## Information provided
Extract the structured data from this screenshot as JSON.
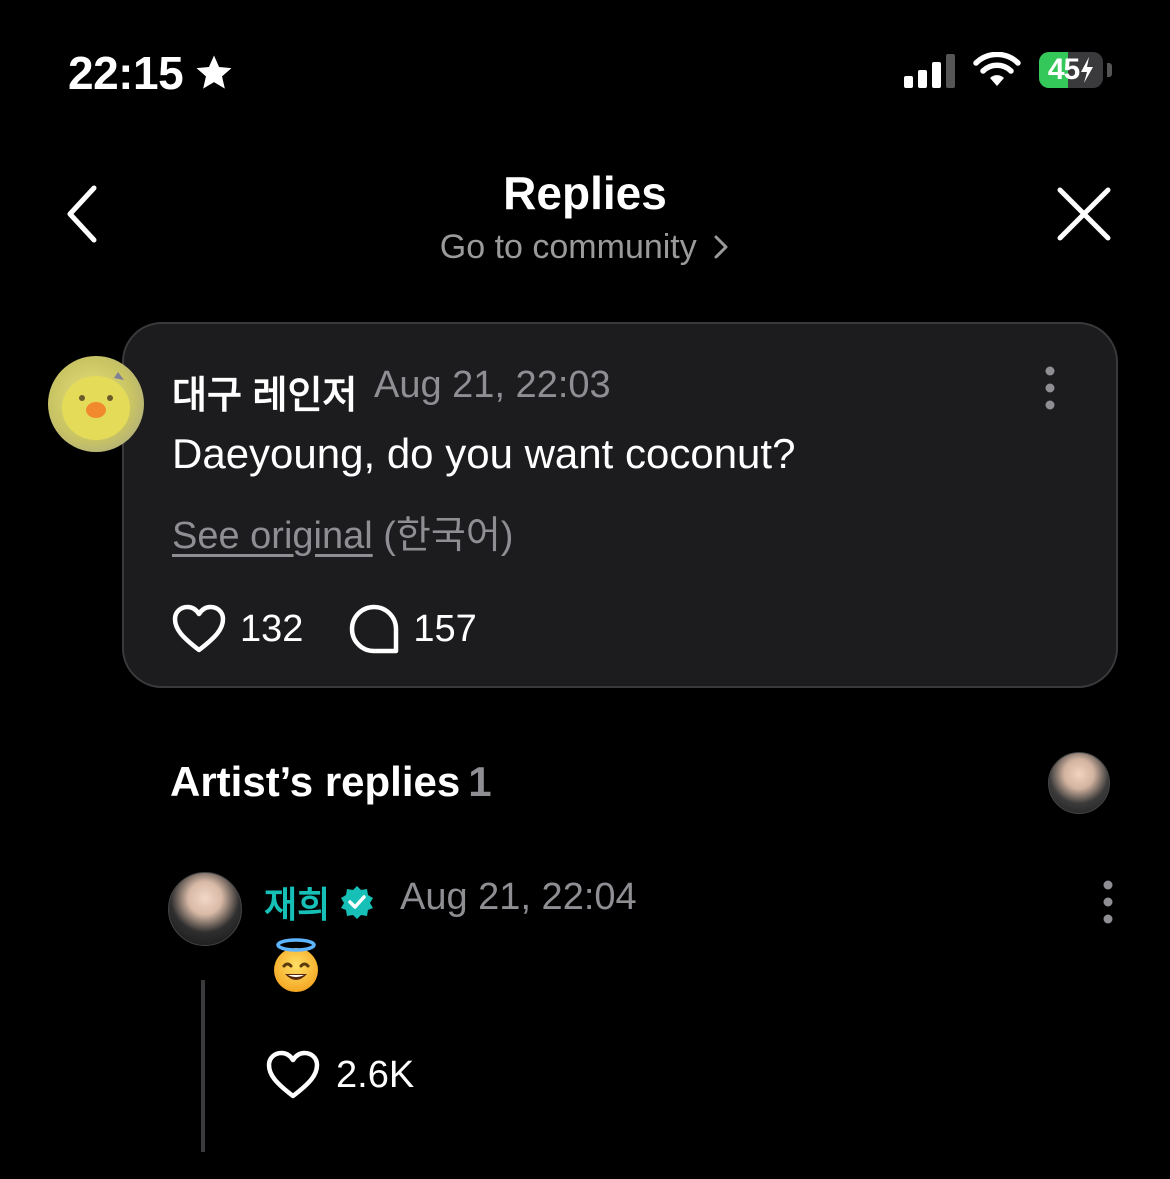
{
  "status_bar": {
    "time": "22:15",
    "battery_percent": "45",
    "battery_level": 0.45,
    "icons": [
      "star-icon",
      "signal-icon",
      "wifi-icon",
      "battery-charging-icon"
    ]
  },
  "header": {
    "title": "Replies",
    "subtitle": "Go to community",
    "back_icon": "chevron-left-icon",
    "close_icon": "close-icon"
  },
  "post": {
    "author": "대구 레인저",
    "date": "Aug 21, 22:03",
    "text": "Daeyoung, do you want coconut?",
    "see_original_label": "See original",
    "original_language": "(한국어)",
    "likes": "132",
    "comments": "157"
  },
  "artist_replies": {
    "title": "Artist’s replies",
    "count": "1",
    "replies": [
      {
        "name": "재희",
        "verified": true,
        "date": "Aug 21, 22:04",
        "content_emoji": "smiling-face-with-halo",
        "likes": "2.6K"
      }
    ]
  },
  "colors": {
    "background": "#000000",
    "card": "#1c1c1e",
    "muted_text": "#8e8e93",
    "artist_accent": "#16c0b6",
    "battery_green": "#34c759"
  }
}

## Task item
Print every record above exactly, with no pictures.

## Output of the exercise
Extract the structured data from this screenshot as JSON.
{
  "status_bar": {
    "time": "22:15",
    "battery_percent": "45",
    "battery_level": 0.45,
    "icons": [
      "star-icon",
      "signal-icon",
      "wifi-icon",
      "battery-charging-icon"
    ]
  },
  "header": {
    "title": "Replies",
    "subtitle": "Go to community",
    "back_icon": "chevron-left-icon",
    "close_icon": "close-icon"
  },
  "post": {
    "author": "대구 레인저",
    "date": "Aug 21, 22:03",
    "text": "Daeyoung, do you want coconut?",
    "see_original_label": "See original",
    "original_language": "(한국어)",
    "likes": "132",
    "comments": "157"
  },
  "artist_replies": {
    "title": "Artist’s replies",
    "count": "1",
    "replies": [
      {
        "name": "재희",
        "verified": true,
        "date": "Aug 21, 22:04",
        "content_emoji": "smiling-face-with-halo",
        "likes": "2.6K"
      }
    ]
  },
  "colors": {
    "background": "#000000",
    "card": "#1c1c1e",
    "muted_text": "#8e8e93",
    "artist_accent": "#16c0b6",
    "battery_green": "#34c759"
  }
}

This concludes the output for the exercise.